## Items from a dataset
===============
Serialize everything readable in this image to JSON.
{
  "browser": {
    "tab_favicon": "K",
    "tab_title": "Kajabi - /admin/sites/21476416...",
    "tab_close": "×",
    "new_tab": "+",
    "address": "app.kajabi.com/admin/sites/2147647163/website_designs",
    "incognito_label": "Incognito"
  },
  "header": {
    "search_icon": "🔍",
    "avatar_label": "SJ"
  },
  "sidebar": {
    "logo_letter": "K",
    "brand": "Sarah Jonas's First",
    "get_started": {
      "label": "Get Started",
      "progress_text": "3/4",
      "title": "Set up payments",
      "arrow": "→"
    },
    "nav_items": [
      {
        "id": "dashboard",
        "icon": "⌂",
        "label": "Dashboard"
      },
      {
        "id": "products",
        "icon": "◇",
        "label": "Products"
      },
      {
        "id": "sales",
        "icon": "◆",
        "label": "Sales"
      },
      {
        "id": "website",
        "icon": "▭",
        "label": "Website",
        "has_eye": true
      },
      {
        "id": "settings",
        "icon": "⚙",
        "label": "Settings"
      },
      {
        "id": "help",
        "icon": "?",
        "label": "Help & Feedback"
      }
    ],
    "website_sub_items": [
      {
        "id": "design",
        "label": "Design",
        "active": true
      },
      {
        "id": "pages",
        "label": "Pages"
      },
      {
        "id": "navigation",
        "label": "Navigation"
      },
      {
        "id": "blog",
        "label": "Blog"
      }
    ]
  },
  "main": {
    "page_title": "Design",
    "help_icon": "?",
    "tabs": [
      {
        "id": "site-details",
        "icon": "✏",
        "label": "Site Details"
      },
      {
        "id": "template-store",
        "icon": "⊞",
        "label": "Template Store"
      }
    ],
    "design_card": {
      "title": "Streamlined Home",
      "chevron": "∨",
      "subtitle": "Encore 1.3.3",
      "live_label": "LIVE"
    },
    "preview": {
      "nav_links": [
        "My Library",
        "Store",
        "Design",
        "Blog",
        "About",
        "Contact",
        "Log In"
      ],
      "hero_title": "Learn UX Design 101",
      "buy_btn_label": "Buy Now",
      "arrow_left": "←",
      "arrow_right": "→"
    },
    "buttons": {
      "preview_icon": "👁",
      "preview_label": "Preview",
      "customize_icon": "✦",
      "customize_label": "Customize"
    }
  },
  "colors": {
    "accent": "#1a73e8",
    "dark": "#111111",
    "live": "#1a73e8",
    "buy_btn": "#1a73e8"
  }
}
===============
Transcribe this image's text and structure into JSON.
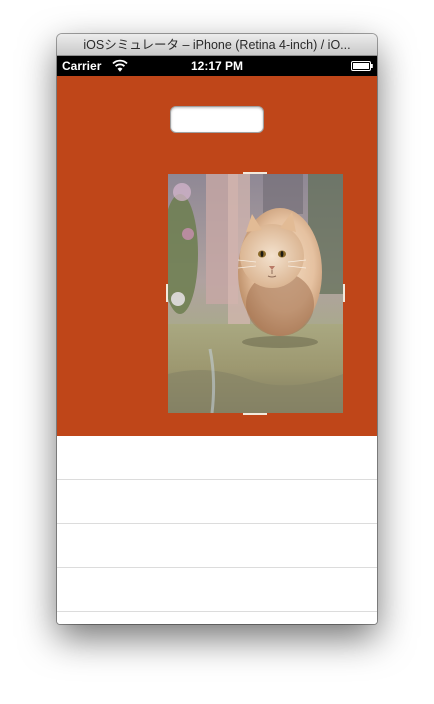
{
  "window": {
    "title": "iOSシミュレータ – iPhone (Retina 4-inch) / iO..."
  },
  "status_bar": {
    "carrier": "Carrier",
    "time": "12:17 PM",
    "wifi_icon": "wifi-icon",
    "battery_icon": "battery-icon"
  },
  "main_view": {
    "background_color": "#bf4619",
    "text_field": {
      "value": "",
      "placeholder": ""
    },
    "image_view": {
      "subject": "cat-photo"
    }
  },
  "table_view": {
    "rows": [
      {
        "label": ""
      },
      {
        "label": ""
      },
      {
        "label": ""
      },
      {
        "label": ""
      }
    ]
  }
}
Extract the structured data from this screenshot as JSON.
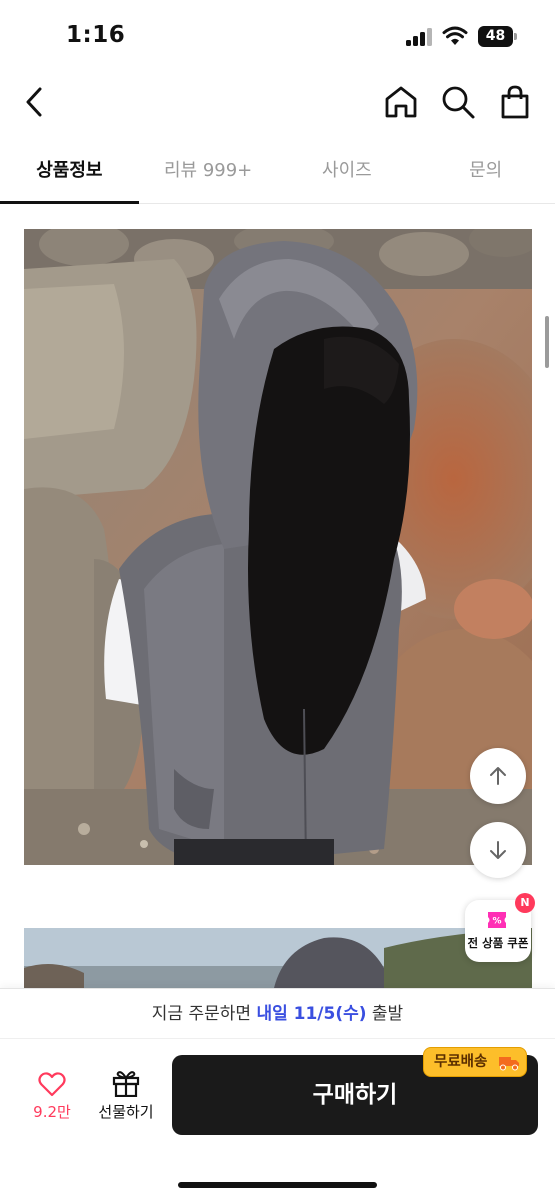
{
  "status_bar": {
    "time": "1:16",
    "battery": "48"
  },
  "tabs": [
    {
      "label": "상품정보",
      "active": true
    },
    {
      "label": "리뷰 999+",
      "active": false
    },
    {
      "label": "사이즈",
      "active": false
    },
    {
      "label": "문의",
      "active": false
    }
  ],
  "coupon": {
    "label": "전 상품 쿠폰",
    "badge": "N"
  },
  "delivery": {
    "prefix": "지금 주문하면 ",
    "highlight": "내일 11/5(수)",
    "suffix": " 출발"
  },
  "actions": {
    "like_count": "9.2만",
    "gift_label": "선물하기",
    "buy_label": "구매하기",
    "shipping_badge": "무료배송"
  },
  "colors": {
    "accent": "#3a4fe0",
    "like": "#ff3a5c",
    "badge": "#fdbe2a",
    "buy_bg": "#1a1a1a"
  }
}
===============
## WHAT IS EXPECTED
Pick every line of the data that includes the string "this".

## REPLY
Serialize everything readable in this image to JSON.
Transcribe this image's text and structure into JSON.
Extract the structured data from this screenshot as JSON.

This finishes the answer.